4. (Peter is right, for now.) The learning curve for DOGE is low. If you asked me to teach a room full of people how to use DOGE, it’s easy and it wouldn’t cost me more than a few dollars. You could transfer DOGE around the room from person to person in a reasonable amount of time and I think it would work pretty well without any confusion. Is this a weakness for Bitcoin? For large purchases, like Tesla buying 1.5 Billion worth of Bitcoin, paying a few dollars in transaction fees is not a problem. (Note: You pay higher fees for faster transactions.)
Buying something less expensive, like a coffee, the Bitcoin validation fee could seem prohibitive. However, I believe that problem is mostly solved, either by the Lightning Network or by some other technology. Incremental advancements like Segwit have, and will continue to increase the speed of the Bitcoin network.
Assuming DOGE transactions validate faster than Bitcoin given equal transaction fees, I think Peter Schiff is right on this point. For now. However, the Lightning Network is fairly evolved at this point. I hear it’s about as fast as a credit card transaction. And because DOGE doesn’t have Segwit, it has no chance of joining the Lightning Network. That’s not good for DOGE’s future.
5. (Peter is mostly wrong.) Network security. DOGE has only 856 nodes. Bitcoin has 9502 nodes. Obviously Bitcoin’s network is larger, more robust, less vulnerable to an attack, and probably faster in some countries due to the distribution and sophistication of the nodes compared to DOGE. That’s unlikely to change, because like I said, Bitcoin has the best developers.
I think that addresses the main arguments for/against Bitcoin and Doge. Personally, I wouldn’t even compare Bitcoin to Dogecoin. But that’s what is on everyone’s mind right now. It’s no contest, and that’s not because of any joke, or meme, but for the reasons I mentioned. I must give Peter Schiff some credit here, because DOGE does work, last I checked, and shouldn’t be completely disregarded as a “joke” with no utility. Like I said, for educational purposes, I think DOGE is a fine way to learn how cryptocurrency works.
Maybe DOGE has some unlikely future advantage, the same way a classic car might race past a Tesla after an EMP strike. But in real life, in the event of a disaster, I would count on Bitcoin to recover quickly, with the sharpest minds in the world working on attacking and improving it. Then again, old technology sometimes has a robustness to it. New code tends to break things in unlikely ways.

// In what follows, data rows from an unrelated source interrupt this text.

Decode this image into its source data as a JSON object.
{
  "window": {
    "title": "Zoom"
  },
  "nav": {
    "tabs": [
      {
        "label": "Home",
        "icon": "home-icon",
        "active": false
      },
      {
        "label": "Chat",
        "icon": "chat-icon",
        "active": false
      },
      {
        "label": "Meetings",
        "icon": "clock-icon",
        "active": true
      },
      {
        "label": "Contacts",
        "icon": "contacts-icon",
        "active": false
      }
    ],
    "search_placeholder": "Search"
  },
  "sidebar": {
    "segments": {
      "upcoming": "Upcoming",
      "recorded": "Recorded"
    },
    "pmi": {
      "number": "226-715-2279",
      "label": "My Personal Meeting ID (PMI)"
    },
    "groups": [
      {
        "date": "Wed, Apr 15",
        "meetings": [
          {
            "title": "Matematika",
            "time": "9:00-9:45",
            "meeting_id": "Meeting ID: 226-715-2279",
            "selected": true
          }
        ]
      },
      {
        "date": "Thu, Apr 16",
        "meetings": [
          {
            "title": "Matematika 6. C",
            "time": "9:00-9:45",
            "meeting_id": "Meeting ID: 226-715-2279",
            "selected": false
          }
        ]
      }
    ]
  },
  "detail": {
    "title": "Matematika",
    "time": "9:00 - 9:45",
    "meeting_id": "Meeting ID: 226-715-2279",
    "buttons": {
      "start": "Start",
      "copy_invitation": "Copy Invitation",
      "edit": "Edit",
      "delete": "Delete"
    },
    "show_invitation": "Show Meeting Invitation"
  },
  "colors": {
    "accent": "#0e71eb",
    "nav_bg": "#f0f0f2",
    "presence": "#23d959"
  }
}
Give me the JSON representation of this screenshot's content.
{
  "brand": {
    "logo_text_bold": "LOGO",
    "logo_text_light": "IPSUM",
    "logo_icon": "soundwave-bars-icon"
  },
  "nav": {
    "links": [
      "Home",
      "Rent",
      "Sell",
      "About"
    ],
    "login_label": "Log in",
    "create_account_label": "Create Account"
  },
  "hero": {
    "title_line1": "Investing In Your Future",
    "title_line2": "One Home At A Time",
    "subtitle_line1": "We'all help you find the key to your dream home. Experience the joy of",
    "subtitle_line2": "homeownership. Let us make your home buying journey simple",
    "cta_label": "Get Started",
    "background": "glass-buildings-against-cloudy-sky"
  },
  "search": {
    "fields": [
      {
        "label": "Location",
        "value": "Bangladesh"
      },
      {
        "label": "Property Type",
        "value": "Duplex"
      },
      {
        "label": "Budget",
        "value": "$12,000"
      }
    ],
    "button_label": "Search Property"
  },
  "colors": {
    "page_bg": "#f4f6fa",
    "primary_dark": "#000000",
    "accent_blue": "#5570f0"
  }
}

Overall, Bitcoin has many more eyeballs looking out for pitfalls, and all changes go through rigorous testing. A stale codebase is more vulnerable than an active codebase.